The course didn't pan out as she expected. "When I got to university I sort of had to sit through three-and-a-half years of studying the cattle runs of 1860," she remembers. "It was so dry. And I really wanted to do International Relations which was fourth year. I was too impatient."

After 12 months she decided to take a year off and traveled through Europe. "In Australia," explains Blanchett, tongue ever-so-slightly in cheek, "we all take this trip, after high school and before university, when we become responsible and sleep with as many people as we can."

She went OS for seven months, had her heart broken in Italy, a really bad time in Turkey and ended up in Egypt. "I didn't know where I was going at all," she says. "I went alone. I just took off. You're so fearless at that age.

"When I think of the things I did! The back lanes that I ended up in at three in the morning... I was going to stay in England with a friend, but because I forgot to organize my papers they gave me just one week in the country. I was kicked out of England and I ended up in Egypt."

Which is where Cate Blanchett first appeared on celluloid. She had to be an American cheerleader in an Egyptian boxing movie. She remembers sitting on her bum, bored, for six hours, and eventually walking out because the d 9irector screamed at her.

Neither history nor Blanchett records the name of this film, but her teenage obsession had finally taken root. She returned to Melbourne, realized a lifetime of political economy was not for her, and auditioned for NIDA. She was amazed when she was accepted, and certainly wasn't going to drop out of this course, but equally she wasn't going to keep going in a career she might not have been any good at.

Creative but practical; Blanchett is split down the middle in many ways. "She's a contradictory personality," notes her friend Jonathan Kent, who directed her in David Hare's Plenty at London's Almeida theatre. "She has great command of her apparent candor while retaining a proper privacy, she's gregarious yet solitary, beset by doubt yet extraverted, witty yet melancholy... if cliché about Cate is that she's a chameleon, it's because all these things exist within her."

She chooses her roles accordingly. While she's almost stuck dumb with melancholy in The Gift, only moving when she has to, her next role is Russian dancer Lola in Sally Potter's The Man Who Cried flips that on its head. She befriends Christina Ricci, a silent, dark-haired Jewish refugee, and is a counterpoint in wise-cracking blondeness.

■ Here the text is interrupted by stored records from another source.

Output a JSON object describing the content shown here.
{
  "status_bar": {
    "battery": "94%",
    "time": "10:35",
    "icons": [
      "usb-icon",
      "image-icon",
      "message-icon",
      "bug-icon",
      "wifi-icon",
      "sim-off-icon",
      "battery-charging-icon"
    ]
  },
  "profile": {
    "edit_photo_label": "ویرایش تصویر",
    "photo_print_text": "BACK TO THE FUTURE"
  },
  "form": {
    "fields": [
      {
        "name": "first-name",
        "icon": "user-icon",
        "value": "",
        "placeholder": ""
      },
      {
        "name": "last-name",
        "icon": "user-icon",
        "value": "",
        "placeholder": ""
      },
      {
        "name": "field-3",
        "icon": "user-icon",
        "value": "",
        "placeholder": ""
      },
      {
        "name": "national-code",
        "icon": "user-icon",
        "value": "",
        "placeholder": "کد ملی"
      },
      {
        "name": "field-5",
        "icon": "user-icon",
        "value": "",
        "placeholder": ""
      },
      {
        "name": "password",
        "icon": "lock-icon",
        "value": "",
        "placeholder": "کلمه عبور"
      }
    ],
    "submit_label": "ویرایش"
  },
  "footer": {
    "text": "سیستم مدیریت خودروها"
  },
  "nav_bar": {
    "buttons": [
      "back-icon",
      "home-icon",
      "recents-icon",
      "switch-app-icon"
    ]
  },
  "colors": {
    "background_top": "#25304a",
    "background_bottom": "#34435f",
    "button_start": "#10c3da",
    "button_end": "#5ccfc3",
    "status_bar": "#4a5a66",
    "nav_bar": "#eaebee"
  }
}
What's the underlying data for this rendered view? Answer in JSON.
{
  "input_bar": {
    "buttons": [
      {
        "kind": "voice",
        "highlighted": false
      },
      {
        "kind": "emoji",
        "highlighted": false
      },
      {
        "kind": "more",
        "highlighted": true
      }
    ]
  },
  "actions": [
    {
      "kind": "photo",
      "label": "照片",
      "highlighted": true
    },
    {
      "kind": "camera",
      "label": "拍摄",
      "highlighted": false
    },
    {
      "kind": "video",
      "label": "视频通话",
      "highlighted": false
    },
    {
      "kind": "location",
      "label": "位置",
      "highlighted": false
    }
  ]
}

Here, Lola hides her insecurity and knowledge that her body's all she's got, and even that not for much longer, with a flurry of movement. She's tall, with red lips and nails, her mouth slashed wider than you think it could be. Everyone here is doing what they can to survive -- with her, it's sex. Struck by opera singer Dante Dominio (John Turturro), she decides she has to have him. She flatters him shamelessly, always looked up at him, sideways at him, flirting, touching, reassuring him he needs her as much as she needs him. She puts up with means long as she can; when Dominio oversteps the mark, she reaches beneath her mask of make-up and reconnects with the energy she lives on. Like in The Gift, Lola knows there could be an alternative, but she hasn't got one.

Fore Blanchett, it isn't a question of films or theatre. In an ideal world, it would be films and theatre. A good script and a good director comes first. She has a finely developed sense of detachment from her craft, and this enables her to treat it as a beautiful dream which may end at any moment.

"I never expect work to come to me," she said a few years back. "If my work is good, then it will generate more, and every job could possibly be the last. So I concentrated always on what was in front of me, while the people around me, my agent for example, was always saying, 'Cate you've got to plan a bit.' Hopefully this means my career will be slightly more eclectic. But it's not built out of an ambition to get there, I'll end up getting somewhere, I hope."